For Michael, adapting instruction to students’ needs is made possible by Sora’s value for innovation and creativity. He mentions the rigidity he experienced in past education roles:
In a standard classroom, you’re expected to do things in a certain way. University education literally hasn’t changed since the High Middle Ages. It’s some old person standing up and giving a lecture. Classes in high school though–it’s more geared towards standardized tests. So you have to teach the test material, and you have to make sure the students get to practice taking the test.
So there’s not a whole lot of room for creativity. There’s not a whole lot of room for thinking outside of the box.
He contrasts this experience against teaching at Sora, whose founders have empowered him to take creative liberty in his approach to instruction. He highlights his success with what he calls, “the gamification of education.”
I’ve never had as much fun teaching a class as when I’m DMing a Dungeons and Dragons session set in ancient Greece. It’s kind of wild, and it allows students to open up. I have students in this Expedition–for the first two months they were at Sora, the Socratic discussion didn’t really work for them. They had some social anxiety, which I think is part of why they came to Sora. They didn’t feel comfortable–even in front of five people, let alone more than that.
But in D&D, they’re role-playing. They’re creating characters. It allows not only for creativity but also allows me to reach students who wouldn’t normally be reached in a traditional classroom.
How Do You Know Students are Learning?
Sora prioritizes project-based learning over instruction based on standardized testing. This has allowed Sora to promote innovative and creative instruction. Michael shares some of the pitfalls of standardized testing, as well as how he measures his students’ learning progress:
The educational literature shows that [students] aren’t learning much from standardized testing. Standardized testing scores have basically remained the same for the past decade. Studies that measured what students learn when they do well on a standardized test–what they’re learning is how to take the standardized test.
As far as how I know my students are learning: have a conversation with the students. I’ll use the example of “Einstein’s War,” [the topic of one of Michael’s Learning Expeditions]. This is a book written for college-educated adults, and we have discussions about it twice a week. We have discussions about the political context of World War I, about the nuances of how Einstein relativity differs from Napolean mechanics. We have discussions about what implications the war had for international science.
These are discussions that I would normally see in a college classroom.
It’s not anything I’m doing. It’s just that this is really interesting stuff that they normally wouldn’t be exposed to. I guarantee you, two years from now if you ask one of the students about “Einstein’s War,” they’d be able to probably tell you about it. But when you memorize stuff for a test, you know it for the test day, and then after that, it’s gone out the window.
How Michael is Learning from His Students
In fact, Michael’s students aren’t the only ones who are learning. He was able to learn from one of his students in his own Ph.D. focus:

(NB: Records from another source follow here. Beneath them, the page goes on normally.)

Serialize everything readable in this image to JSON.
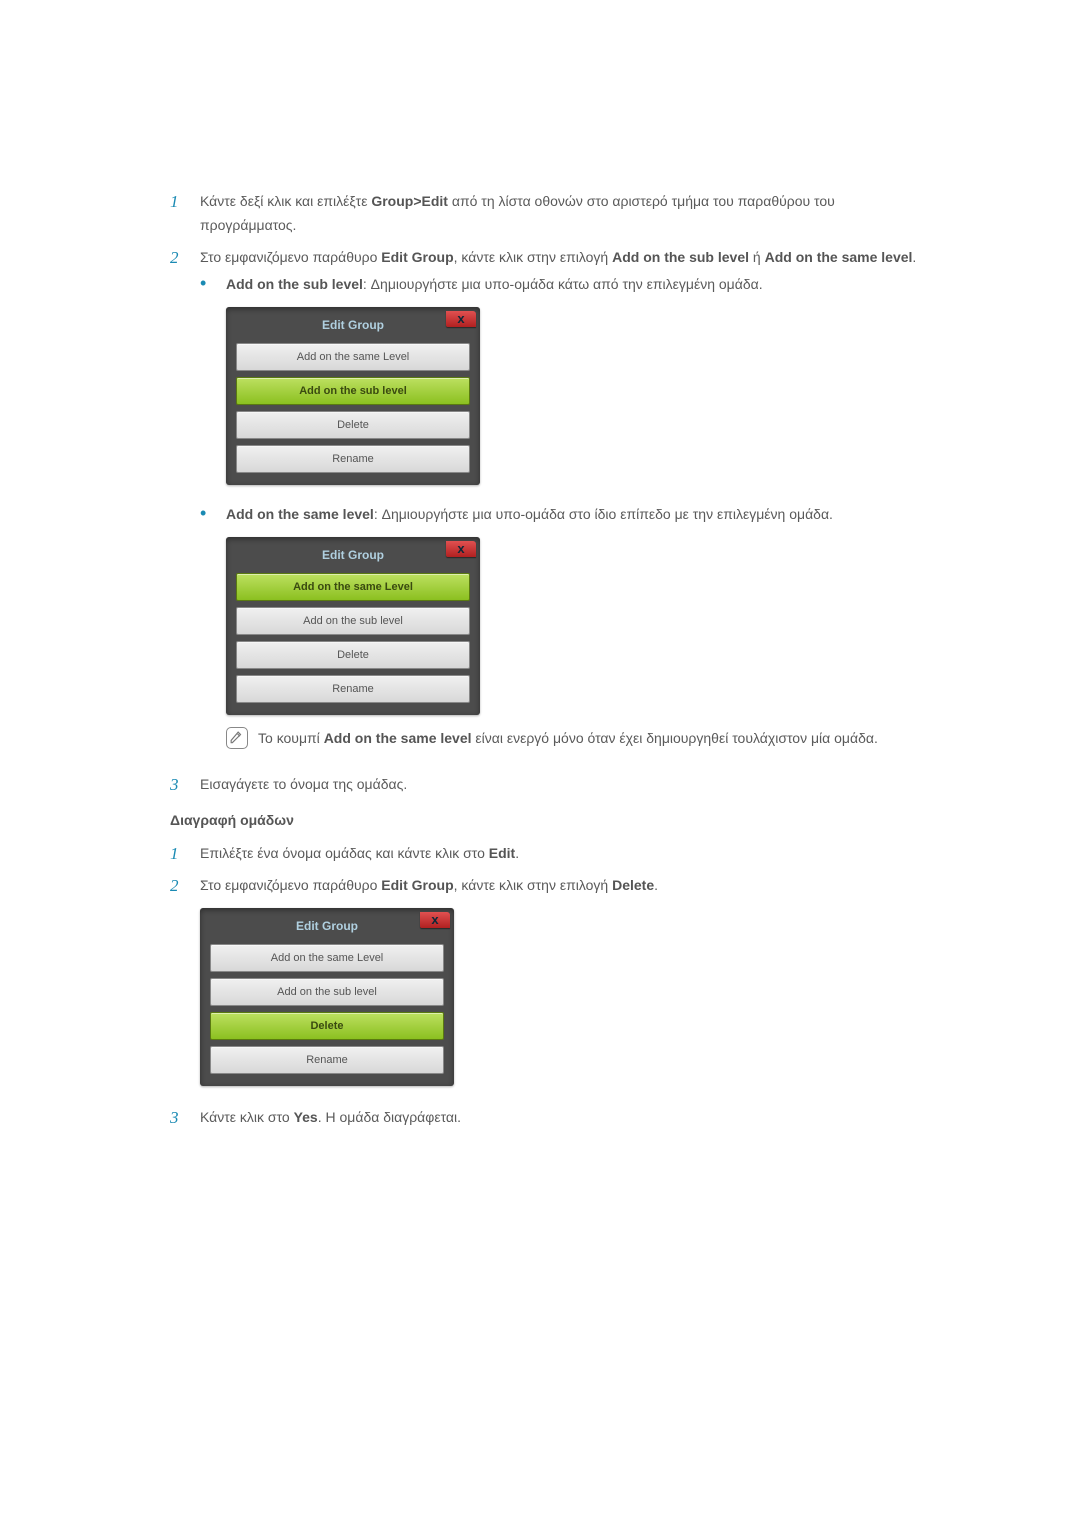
{
  "step1": {
    "pre": "Κάντε δεξί κλικ και επιλέξτε ",
    "bold": "Group>Edit",
    "post": " από τη λίστα οθονών στο αριστερό τμήμα του παραθύρου του προγράμματος."
  },
  "step2": {
    "pre": "Στο εμφανιζόμενο παράθυρο ",
    "b1": "Edit Group",
    "mid1": ", κάντε κλικ στην επιλογή ",
    "b2": "Add on the sub level",
    "mid2": " ή ",
    "b3": "Add on the same level",
    "post": "."
  },
  "bullet_sub": {
    "b": "Add on the sub level",
    "post": ": Δημιουργήστε μια υπο-ομάδα κάτω από την επιλεγμένη ομάδα."
  },
  "bullet_same": {
    "b": "Add on the same level",
    "post": ": Δημιουργήστε μια υπο-ομάδα στο ίδιο επίπεδο με την επιλεγμένη ομάδα."
  },
  "dialog": {
    "title": "Edit Group",
    "close": "x",
    "same": "Add on the same Level",
    "sub": "Add on the sub level",
    "delete": "Delete",
    "rename": "Rename"
  },
  "note": {
    "pre": "Το κουμπί ",
    "b": "Add on the same level",
    "post": " είναι ενεργό μόνο όταν έχει δημιουργηθεί τουλάχιστον μία ομάδα."
  },
  "step3": "Εισαγάγετε το όνομα της ομάδας.",
  "subhead": "Διαγραφή ομάδων",
  "del1": {
    "pre": "Επιλέξτε ένα όνομα ομάδας και κάντε κλικ στο ",
    "b": "Edit",
    "post": "."
  },
  "del2": {
    "pre": "Στο εμφανιζόμενο παράθυρο ",
    "b1": "Edit Group",
    "mid": ", κάντε κλικ στην επιλογή ",
    "b2": "Delete",
    "post": "."
  },
  "del3": {
    "pre": "Κάντε κλικ στο ",
    "b": "Yes",
    "post": ". Η ομάδα διαγράφεται."
  }
}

I’m currently working on my Ph.D. in Philosophy. I’m writing my thesis on an early 20th-century French philosopher that engaged with Einstein and wrote about the philosophy of time. I had a student who wrote about the philosophy of time and teach me stuff. This particular student got really interested in Einstein and the relativity theory. The interactions I had with him–I got as much out of it as I get from talking to my thesis advisor. It leaves me speechless sometimes.
Interested in Learning More?

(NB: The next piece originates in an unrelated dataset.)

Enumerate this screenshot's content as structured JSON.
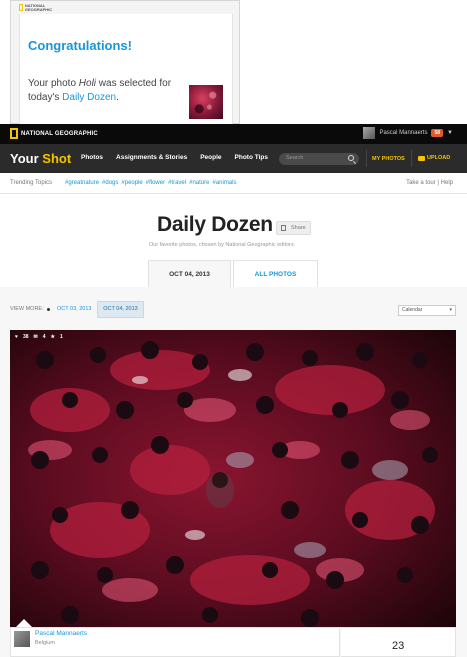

If you’re interested in learning more about our unique online high school experience, you can start a conversation with our admissions team here.